We'll start this post with a Dad joke: where does the Lowcountry's favorite vegetable come from? Okra-homa! (Pause for the groan...) And that's not the worst of the jokes about the slender green vegetable, sometimes called the Lady Finger, that's been a staple of Southern cooking for generations. Steamed, boiled, grilled, pickled, sautéed or fried, okra is the key ingredient in gumbos and salads, or as a side dish. It's high in vitamins C, K, A and B6, and contributes no fat to your diet while offering 2 grams of protein and only about 30 calories per cup.
But okra's most famous attribute, the one that gives pause to newcomers to the vegetable, is the slimy goo the pods exude when cooked. (The amount of goo can be reduced by cooking with an acidic vegetable, like tomato.) But even the mucilage has its benefits, used as part of wastewater treatment (it reduces cloudiness) and under study as a biodegradable packaging material and as a biofuel. The pod's seeds can be roasted and ground for use as a coffee substitute (a popular use during the Civil War, when coffee beans were hard to come by), or pressed for their oil, which is high in unsaturated fats.
And okra carries a bit of mystery, too, because no one seems to know for certain where it was first cultivated. Egypt is the current favored origin, first described there in the 13th-century, and from where it spread around the Mediterranean and east toward India and southeast Asia. The first use of the word in English appeared in 1679 in colonial Virginia, derived from the vocabulary of enslaved worker fromWest Africa. But the plant (it's related to cotton and cocoa plants) was under cultivation in Asia long before and remains a staple of Asian cooking.
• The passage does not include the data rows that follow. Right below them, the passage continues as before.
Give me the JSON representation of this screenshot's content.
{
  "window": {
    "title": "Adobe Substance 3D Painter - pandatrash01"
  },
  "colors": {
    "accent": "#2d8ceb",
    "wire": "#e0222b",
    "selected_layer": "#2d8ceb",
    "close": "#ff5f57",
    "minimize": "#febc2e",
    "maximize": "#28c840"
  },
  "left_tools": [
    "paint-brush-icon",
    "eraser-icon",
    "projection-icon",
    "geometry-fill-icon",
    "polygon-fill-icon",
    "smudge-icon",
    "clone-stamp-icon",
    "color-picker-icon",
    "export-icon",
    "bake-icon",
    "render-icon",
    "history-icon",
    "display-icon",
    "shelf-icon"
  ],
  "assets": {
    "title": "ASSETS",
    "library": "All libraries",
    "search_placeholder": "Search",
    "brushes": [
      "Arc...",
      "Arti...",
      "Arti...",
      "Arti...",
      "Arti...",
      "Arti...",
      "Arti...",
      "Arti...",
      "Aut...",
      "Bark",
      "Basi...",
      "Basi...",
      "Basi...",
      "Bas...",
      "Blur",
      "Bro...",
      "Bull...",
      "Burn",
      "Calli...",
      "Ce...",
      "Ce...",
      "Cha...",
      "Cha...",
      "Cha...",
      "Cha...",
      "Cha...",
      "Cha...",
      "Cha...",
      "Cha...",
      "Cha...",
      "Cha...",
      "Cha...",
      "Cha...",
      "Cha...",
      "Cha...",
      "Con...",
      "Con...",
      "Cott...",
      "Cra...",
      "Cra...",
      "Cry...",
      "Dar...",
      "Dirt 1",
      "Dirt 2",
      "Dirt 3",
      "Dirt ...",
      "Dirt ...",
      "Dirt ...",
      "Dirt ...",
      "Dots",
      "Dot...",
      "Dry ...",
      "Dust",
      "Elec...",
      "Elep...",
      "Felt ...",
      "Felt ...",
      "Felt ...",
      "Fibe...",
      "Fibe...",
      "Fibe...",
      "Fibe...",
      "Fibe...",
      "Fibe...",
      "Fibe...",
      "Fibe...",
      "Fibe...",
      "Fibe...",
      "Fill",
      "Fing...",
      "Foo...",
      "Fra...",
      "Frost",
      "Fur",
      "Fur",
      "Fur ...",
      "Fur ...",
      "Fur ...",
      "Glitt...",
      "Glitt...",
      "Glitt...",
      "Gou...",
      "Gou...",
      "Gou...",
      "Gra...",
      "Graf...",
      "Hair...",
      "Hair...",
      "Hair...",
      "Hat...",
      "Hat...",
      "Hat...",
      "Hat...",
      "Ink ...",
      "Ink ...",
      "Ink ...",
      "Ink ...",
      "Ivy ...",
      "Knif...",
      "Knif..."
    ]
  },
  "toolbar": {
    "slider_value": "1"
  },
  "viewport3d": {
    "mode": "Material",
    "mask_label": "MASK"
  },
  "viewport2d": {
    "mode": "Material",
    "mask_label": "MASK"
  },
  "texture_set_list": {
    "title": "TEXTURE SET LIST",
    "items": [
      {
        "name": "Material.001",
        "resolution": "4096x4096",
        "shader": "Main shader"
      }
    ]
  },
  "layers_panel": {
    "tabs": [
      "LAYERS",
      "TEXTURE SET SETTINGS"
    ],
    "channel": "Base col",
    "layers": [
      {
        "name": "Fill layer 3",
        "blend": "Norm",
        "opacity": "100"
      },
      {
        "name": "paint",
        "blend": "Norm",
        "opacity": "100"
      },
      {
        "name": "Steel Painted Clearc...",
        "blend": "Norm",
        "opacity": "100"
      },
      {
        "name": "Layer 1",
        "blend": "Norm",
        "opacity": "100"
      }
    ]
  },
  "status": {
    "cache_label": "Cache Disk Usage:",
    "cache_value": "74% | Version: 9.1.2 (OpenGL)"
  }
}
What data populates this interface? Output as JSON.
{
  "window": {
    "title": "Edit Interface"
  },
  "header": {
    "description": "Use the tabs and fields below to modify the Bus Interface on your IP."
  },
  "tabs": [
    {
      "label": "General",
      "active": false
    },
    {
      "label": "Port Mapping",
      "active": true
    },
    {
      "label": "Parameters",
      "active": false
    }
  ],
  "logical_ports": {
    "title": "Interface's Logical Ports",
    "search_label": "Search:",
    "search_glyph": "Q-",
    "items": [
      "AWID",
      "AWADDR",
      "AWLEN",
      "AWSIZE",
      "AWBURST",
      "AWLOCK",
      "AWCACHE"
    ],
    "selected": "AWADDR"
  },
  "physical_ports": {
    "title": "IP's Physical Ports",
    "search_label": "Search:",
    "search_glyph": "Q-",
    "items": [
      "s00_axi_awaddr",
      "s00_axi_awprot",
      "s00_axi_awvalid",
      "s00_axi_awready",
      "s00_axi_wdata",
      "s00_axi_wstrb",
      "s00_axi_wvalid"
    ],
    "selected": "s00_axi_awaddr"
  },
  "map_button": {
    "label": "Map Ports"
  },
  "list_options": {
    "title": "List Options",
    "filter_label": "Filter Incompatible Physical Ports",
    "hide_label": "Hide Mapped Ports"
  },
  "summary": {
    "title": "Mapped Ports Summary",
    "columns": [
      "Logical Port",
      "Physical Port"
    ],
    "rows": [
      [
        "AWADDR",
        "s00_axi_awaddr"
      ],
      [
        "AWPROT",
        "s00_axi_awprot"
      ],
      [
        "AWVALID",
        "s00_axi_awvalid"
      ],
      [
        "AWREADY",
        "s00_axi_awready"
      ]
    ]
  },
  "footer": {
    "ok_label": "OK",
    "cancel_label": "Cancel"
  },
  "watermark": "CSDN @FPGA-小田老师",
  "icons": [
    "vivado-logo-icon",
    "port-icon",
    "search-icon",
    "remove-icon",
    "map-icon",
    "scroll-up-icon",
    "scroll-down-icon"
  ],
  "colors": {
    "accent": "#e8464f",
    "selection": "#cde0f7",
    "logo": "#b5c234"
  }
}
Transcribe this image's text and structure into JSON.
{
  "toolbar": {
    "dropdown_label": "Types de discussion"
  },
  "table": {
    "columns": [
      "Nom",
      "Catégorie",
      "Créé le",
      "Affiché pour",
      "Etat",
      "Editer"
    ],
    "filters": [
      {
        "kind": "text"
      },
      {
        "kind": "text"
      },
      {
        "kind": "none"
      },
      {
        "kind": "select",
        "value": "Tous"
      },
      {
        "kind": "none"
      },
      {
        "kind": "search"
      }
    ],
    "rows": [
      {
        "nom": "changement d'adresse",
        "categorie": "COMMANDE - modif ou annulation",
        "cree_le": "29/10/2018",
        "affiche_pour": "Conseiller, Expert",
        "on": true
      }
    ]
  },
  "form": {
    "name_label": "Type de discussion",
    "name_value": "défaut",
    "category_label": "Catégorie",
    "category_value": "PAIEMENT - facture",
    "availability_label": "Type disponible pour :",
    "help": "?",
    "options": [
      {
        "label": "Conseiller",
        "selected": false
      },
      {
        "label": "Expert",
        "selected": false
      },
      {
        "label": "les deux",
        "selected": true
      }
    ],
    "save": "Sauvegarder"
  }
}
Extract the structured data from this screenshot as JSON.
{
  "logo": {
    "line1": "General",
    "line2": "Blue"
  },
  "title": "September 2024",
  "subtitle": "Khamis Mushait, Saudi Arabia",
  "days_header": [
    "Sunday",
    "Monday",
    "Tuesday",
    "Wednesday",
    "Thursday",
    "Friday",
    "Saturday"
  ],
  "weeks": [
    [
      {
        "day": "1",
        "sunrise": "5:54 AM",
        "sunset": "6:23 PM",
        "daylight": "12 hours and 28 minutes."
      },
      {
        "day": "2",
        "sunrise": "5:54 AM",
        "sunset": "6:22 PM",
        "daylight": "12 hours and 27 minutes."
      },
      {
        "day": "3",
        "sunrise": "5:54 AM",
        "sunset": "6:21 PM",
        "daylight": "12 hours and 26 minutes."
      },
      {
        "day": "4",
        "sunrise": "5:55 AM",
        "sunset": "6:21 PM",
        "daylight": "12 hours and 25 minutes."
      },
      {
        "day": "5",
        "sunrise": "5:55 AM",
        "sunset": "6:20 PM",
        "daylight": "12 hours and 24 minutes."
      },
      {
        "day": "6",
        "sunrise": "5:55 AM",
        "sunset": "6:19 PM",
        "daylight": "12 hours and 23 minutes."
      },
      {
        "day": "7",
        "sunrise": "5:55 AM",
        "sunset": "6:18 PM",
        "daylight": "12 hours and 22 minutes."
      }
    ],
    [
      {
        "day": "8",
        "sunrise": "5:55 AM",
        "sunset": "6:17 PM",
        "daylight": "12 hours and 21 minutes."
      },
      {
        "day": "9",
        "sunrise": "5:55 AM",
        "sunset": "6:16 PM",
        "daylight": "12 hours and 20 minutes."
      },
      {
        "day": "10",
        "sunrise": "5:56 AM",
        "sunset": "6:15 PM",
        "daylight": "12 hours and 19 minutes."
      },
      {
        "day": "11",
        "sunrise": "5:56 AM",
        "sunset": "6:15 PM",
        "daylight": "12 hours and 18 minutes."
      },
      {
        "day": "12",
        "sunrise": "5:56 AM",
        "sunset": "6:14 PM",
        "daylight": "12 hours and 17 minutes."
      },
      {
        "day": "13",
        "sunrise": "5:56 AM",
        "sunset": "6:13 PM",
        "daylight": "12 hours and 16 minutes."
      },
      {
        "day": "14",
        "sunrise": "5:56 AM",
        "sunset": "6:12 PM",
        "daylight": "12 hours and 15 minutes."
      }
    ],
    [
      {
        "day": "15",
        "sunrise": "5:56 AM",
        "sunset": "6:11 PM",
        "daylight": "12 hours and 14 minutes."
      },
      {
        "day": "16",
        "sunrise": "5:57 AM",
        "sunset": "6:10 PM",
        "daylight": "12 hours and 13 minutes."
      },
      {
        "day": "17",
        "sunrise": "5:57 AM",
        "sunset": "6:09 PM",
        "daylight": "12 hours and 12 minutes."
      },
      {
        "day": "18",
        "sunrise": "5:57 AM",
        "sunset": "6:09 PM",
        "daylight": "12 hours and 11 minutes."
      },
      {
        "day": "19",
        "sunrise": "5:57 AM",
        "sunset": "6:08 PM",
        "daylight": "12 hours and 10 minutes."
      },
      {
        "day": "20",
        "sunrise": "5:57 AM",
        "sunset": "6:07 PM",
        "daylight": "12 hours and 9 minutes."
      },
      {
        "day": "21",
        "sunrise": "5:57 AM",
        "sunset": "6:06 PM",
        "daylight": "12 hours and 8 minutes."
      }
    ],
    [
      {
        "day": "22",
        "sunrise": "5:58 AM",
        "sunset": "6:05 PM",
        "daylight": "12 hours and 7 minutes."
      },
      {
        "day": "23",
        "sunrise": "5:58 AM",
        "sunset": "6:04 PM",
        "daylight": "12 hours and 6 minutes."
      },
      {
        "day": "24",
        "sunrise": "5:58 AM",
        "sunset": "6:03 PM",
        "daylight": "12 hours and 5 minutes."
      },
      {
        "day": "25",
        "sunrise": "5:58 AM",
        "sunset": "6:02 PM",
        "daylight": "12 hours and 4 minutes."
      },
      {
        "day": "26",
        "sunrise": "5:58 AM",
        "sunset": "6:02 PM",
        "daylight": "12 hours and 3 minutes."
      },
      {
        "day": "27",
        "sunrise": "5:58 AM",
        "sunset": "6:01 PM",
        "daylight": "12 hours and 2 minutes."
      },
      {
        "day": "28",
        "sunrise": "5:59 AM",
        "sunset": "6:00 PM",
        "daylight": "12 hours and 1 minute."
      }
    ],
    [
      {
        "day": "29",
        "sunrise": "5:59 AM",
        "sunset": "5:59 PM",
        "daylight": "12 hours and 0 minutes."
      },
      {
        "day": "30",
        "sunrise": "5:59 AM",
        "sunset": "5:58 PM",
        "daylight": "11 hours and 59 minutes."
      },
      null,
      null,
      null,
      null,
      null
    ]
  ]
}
While the okra at our local farm stands is grown here, most of the commercial okra crop these days comes from Florida and, yes, from "Okra-homa". To enjoy this quintessential Southern food, check out these recipes from Southern Living.